An anonymous reader writes "WoW.com is reporting that a trusted source has informed them that Blizzard is giving serious consideration to making authenticators mandatory on all World of Warcraft accounts. The authenticators function the same as ones provided by most banks — in order to log in, you must generate a number on the external device. Blizzard already provides a free iPhone app that functions as an authenticator. The source stated, 'it is a virtually forgone conclusion that it will happen.' This comes after large spates of compromised accounts left Bizzard game masters severely backlogged by restoration requests."
MojoKid writes "From October to December, the advertising departments of a thousand companies exhort children to beg, cajole, and guilt-trip their parents for all manner of inappropriate digital entertainment.

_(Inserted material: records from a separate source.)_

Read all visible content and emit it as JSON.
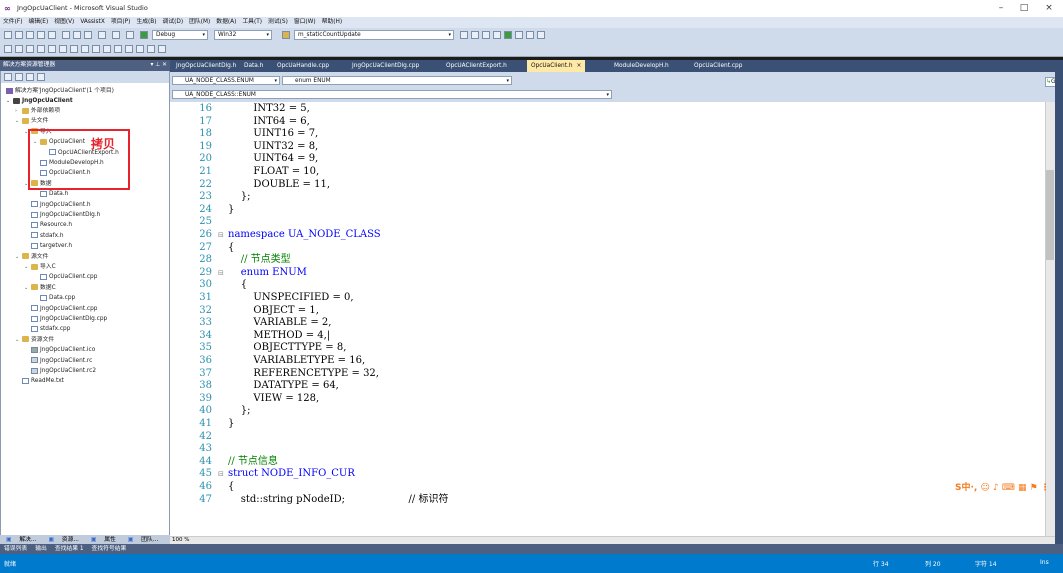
{
  "window": {
    "title": "JngOpcUaClient - Microsoft Visual Studio",
    "minimize": "–",
    "maximize": "□",
    "close": "×"
  },
  "menu": [
    "文件(F)",
    "编辑(E)",
    "视图(V)",
    "VAssistX",
    "项目(P)",
    "生成(B)",
    "调试(D)",
    "团队(M)",
    "数据(A)",
    "工具(T)",
    "测试(S)",
    "窗口(W)",
    "帮助(H)"
  ],
  "toolbar": {
    "config": "Debug",
    "platform": "Win32",
    "find_combo": "m_staticCountUpdate"
  },
  "solution_explorer": {
    "header": "解决方案资源管理器",
    "pin": "▾ ⊥ ✕",
    "solution": "解决方案'JngOpcUaClient'(1 个项目)",
    "project": "JngOpcUaClient",
    "items": [
      {
        "label": "外部依赖项",
        "indent": 1,
        "icon": "folder",
        "expand": "›"
      },
      {
        "label": "头文件",
        "indent": 1,
        "icon": "folder",
        "expand": "⌄"
      },
      {
        "label": "导入",
        "indent": 2,
        "icon": "folder",
        "expand": "⌄"
      },
      {
        "label": "OpcUaClient",
        "indent": 3,
        "icon": "folder",
        "expand": "⌄"
      },
      {
        "label": "OpcUAClientExport.h",
        "indent": 4,
        "icon": "h"
      },
      {
        "label": "ModuleDevelopH.h",
        "indent": 3,
        "icon": "h"
      },
      {
        "label": "OpcUaClient.h",
        "indent": 3,
        "icon": "h"
      },
      {
        "label": "数据",
        "indent": 2,
        "icon": "folder",
        "expand": "⌄"
      },
      {
        "label": "Data.h",
        "indent": 3,
        "icon": "h"
      },
      {
        "label": "JngOpcUaClient.h",
        "indent": 2,
        "icon": "h"
      },
      {
        "label": "JngOpcUaClientDlg.h",
        "indent": 2,
        "icon": "h"
      },
      {
        "label": "Resource.h",
        "indent": 2,
        "icon": "h"
      },
      {
        "label": "stdafx.h",
        "indent": 2,
        "icon": "h"
      },
      {
        "label": "targetver.h",
        "indent": 2,
        "icon": "h"
      },
      {
        "label": "源文件",
        "indent": 1,
        "icon": "folder",
        "expand": "⌄"
      },
      {
        "label": "导入C",
        "indent": 2,
        "icon": "folder",
        "expand": "⌄"
      },
      {
        "label": "OpcUaClient.cpp",
        "indent": 3,
        "icon": "cpp"
      },
      {
        "label": "数据C",
        "indent": 2,
        "icon": "folder",
        "expand": "⌄"
      },
      {
        "label": "Data.cpp",
        "indent": 3,
        "icon": "cpp"
      },
      {
        "label": "JngOpcUaClient.cpp",
        "indent": 2,
        "icon": "cpp"
      },
      {
        "label": "JngOpcUaClientDlg.cpp",
        "indent": 2,
        "icon": "cpp"
      },
      {
        "label": "stdafx.cpp",
        "indent": 2,
        "icon": "cpp"
      },
      {
        "label": "资源文件",
        "indent": 1,
        "icon": "folder",
        "expand": "⌄"
      },
      {
        "label": "JngOpcUaClient.ico",
        "indent": 2,
        "icon": "ico"
      },
      {
        "label": "JngOpcUaClient.rc",
        "indent": 2,
        "icon": "rc"
      },
      {
        "label": "JngOpcUaClient.rc2",
        "indent": 2,
        "icon": "rc"
      },
      {
        "label": "ReadMe.txt",
        "indent": 1,
        "icon": "txt"
      }
    ],
    "annotation": "拷贝",
    "bottom_tabs": [
      "解决...",
      "资源...",
      "属性",
      "团队..."
    ]
  },
  "tabs": [
    "JngOpcUaClientDlg.h",
    "Data.h",
    "OpcUaHandle.cpp",
    "JngOpcUaClientDlg.cpp",
    "OpcUAClientExport.h",
    "OpcUaClient.h",
    "ModuleDevelopH.h",
    "OpcUaClient.cpp"
  ],
  "active_tab": "OpcUaClient.h",
  "tab_close": "×",
  "nav": {
    "scope": "UA_NODE_CLASS.ENUM",
    "member": "enum ENUM",
    "path": "UA_NODE_CLASS::ENUM",
    "go": "Go"
  },
  "code_lines": [
    {
      "n": "16",
      "t": "        INT32 = 5,"
    },
    {
      "n": "17",
      "t": "        INT64 = 6,"
    },
    {
      "n": "18",
      "t": "        UINT16 = 7,"
    },
    {
      "n": "19",
      "t": "        UINT32 = 8,"
    },
    {
      "n": "20",
      "t": "        UINT64 = 9,"
    },
    {
      "n": "21",
      "t": "        FLOAT = 10,"
    },
    {
      "n": "22",
      "t": "        DOUBLE = 11,"
    },
    {
      "n": "23",
      "t": "    };"
    },
    {
      "n": "24",
      "t": "}"
    },
    {
      "n": "25",
      "t": ""
    },
    {
      "n": "26",
      "t": "namespace UA_NODE_CLASS"
    },
    {
      "n": "27",
      "t": "{"
    },
    {
      "n": "28",
      "t": "    // 节点类型"
    },
    {
      "n": "29",
      "t": "    enum ENUM"
    },
    {
      "n": "30",
      "t": "    {"
    },
    {
      "n": "31",
      "t": "        UNSPECIFIED = 0,"
    },
    {
      "n": "32",
      "t": "        OBJECT = 1,"
    },
    {
      "n": "33",
      "t": "        VARIABLE = 2,"
    },
    {
      "n": "34",
      "t": "        METHOD = 4,|"
    },
    {
      "n": "35",
      "t": "        OBJECTTYPE = 8,"
    },
    {
      "n": "36",
      "t": "        VARIABLETYPE = 16,"
    },
    {
      "n": "37",
      "t": "        REFERENCETYPE = 32,"
    },
    {
      "n": "38",
      "t": "        DATATYPE = 64,"
    },
    {
      "n": "39",
      "t": "        VIEW = 128,"
    },
    {
      "n": "40",
      "t": "    };"
    },
    {
      "n": "41",
      "t": "}"
    },
    {
      "n": "42",
      "t": ""
    },
    {
      "n": "43",
      "t": ""
    },
    {
      "n": "44",
      "t": "// 节点信息"
    },
    {
      "n": "45",
      "t": "struct NODE_INFO_CUR"
    },
    {
      "n": "46",
      "t": "{"
    },
    {
      "n": "47",
      "t": "    std::string pNodeID;                    // 标识符"
    }
  ],
  "zoom": "100 %",
  "bottom_panel_tabs": [
    "错误列表",
    "输出",
    "查找结果 1",
    "查找符号结果"
  ],
  "status": {
    "left": "就绪",
    "line": "行 34",
    "col": "列 20",
    "ch": "字符 14",
    "ins": "Ins"
  },
  "ime": "S中·, ☺ ♪ ⌨ ▦ ⚑ ⋮"
}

As supposedly informed gatekeepers, we sadly earthbound Santas are reduced to scouring the back pages of gaming review sites and magazines, trying to evaluate whether the tot at home is ready for Big Bird's Egg Hunt or Bayonetta. Luckily, The New York Times is here to help. In a recent article provokingly titled 'Ten Games to Cross off Your Child's Gift List,' the NYT names its list of big bads — the video games so foul, so gruesome, so perverse that we'd recommend you buy them immediately — for yourself. Alternatively, if you need gift ideas for the surly, pale teenager in your home whose body contains more plastic then your average d20, this is the newspaper clipping to stuff in your pocket. In other words, if you need a list like this to understand what games to not stuff little Johnny's stocking with this holiday season, you've got larger issues you should concern yourself with. We'd suggest picking up an auto-shotty and taking a few rounds against the horde — it's a wonderful stress relief and you're probably going to need it."
from the now-with-bloodier-frontiers dept.
An anonymous reader writes "The open source FPS Blood Frontier has now made their beta2 release. From the article: 'After many months of development, and massive amounts of input from the public, we are proud to present you with the new release of Blood Frontier, v0.85 (Beta 2). This new version totally redefines and improves the game in many ways, creating a whole new style that makes it almost nothing like its predecessor.'"
Raceface writes: CBC news is reporting that the Canadian federal government is in the consultation stage of passing new law. The consultation is seeking input into access of telephone records, IP records, SIM card records, WITHOUT first getting a court order. The closing date for input is the 27th of September 2007. Some parties that took part in the last consultation in 2005 have not been notified that this is taking place in less than two weeks. We all know what happened in the USA as a result of the PATRIOT act, lets do something about this proposal. Write your Member of Parliament
BroadwayBlue writes: As reported at ScippsNews and elsewhere, John Kanzius, from Erie, PA, tried to desalinate seawater with a generator he developed to treat cancer. The radio frequencies from the generator cause hydrogen gas to be released. Continued application of the RF to the salt water is sufficient to maintain a flame once lit.
Perhaps it has already been debunked at Snopes , but it is reported there is a meeting next week with U.S. Department of Energy and Department of Defense officials in Washington. Who's surprised?